TASK DESCRIPTION: Every record is to be printed exactly as written, and any picture in it is skipped.

Dataset items:
== == ==
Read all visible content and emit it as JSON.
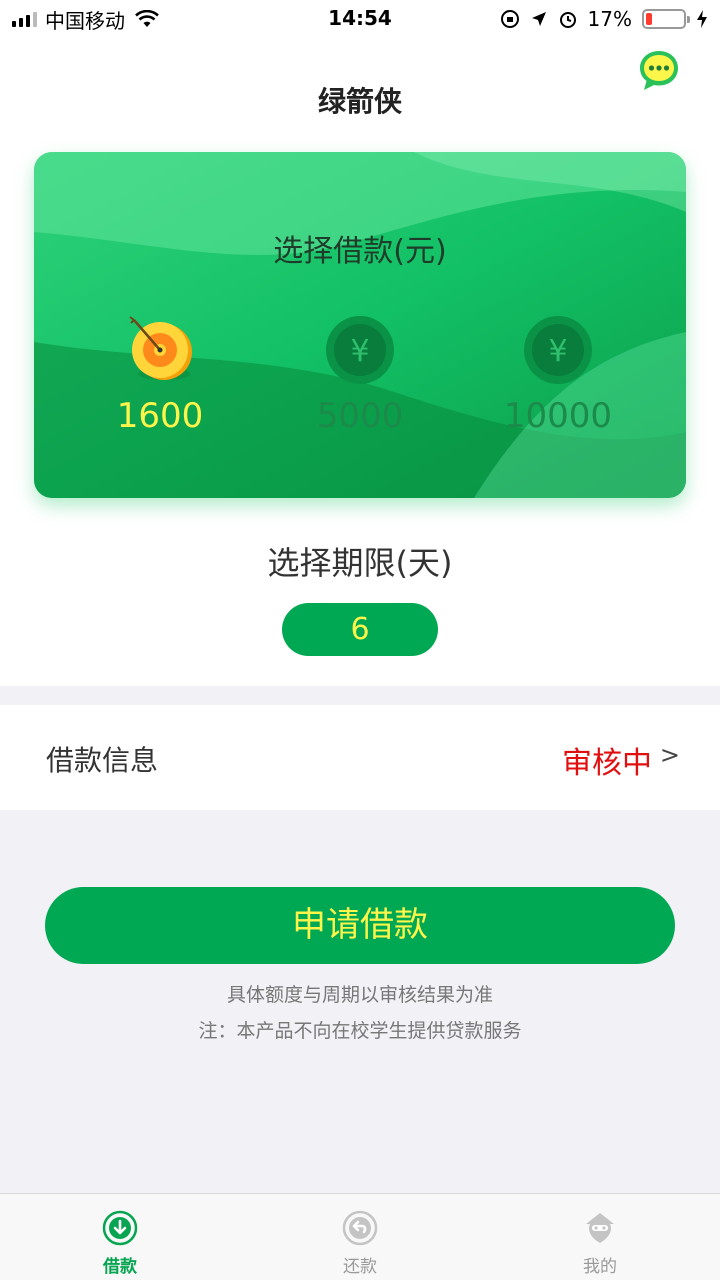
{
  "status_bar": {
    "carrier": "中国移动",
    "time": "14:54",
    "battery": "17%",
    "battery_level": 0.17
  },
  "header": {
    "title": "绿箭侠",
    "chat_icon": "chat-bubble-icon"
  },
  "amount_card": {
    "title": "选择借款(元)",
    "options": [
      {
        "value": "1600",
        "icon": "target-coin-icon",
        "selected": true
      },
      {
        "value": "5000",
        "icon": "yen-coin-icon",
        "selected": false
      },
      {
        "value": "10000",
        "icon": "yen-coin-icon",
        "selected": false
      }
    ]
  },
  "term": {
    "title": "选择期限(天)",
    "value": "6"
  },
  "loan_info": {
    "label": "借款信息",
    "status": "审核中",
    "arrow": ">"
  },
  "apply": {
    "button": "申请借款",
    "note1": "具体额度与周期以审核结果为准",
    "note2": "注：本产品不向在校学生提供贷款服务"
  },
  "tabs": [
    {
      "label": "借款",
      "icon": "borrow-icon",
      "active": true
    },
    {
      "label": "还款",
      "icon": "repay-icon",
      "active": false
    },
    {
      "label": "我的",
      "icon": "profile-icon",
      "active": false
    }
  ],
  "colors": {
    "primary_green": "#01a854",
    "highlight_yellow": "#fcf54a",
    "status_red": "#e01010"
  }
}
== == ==
EXERCISE SOLUTION:
Read all visible content and emit it as JSON.
{
  "status_bar": {
    "carrier": "中国移动",
    "time": "14:54",
    "battery": "17%",
    "battery_level": 0.17
  },
  "header": {
    "title": "绿箭侠",
    "chat_icon": "chat-bubble-icon"
  },
  "amount_card": {
    "title": "选择借款(元)",
    "options": [
      {
        "value": "1600",
        "icon": "target-coin-icon",
        "selected": true
      },
      {
        "value": "5000",
        "icon": "yen-coin-icon",
        "selected": false
      },
      {
        "value": "10000",
        "icon": "yen-coin-icon",
        "selected": false
      }
    ]
  },
  "term": {
    "title": "选择期限(天)",
    "value": "6"
  },
  "loan_info": {
    "label": "借款信息",
    "status": "审核中",
    "arrow": ">"
  },
  "apply": {
    "button": "申请借款",
    "note1": "具体额度与周期以审核结果为准",
    "note2": "注：本产品不向在校学生提供贷款服务"
  },
  "tabs": [
    {
      "label": "借款",
      "icon": "borrow-icon",
      "active": true
    },
    {
      "label": "还款",
      "icon": "repay-icon",
      "active": false
    },
    {
      "label": "我的",
      "icon": "profile-icon",
      "active": false
    }
  ],
  "colors": {
    "primary_green": "#01a854",
    "highlight_yellow": "#fcf54a",
    "status_red": "#e01010"
  }
}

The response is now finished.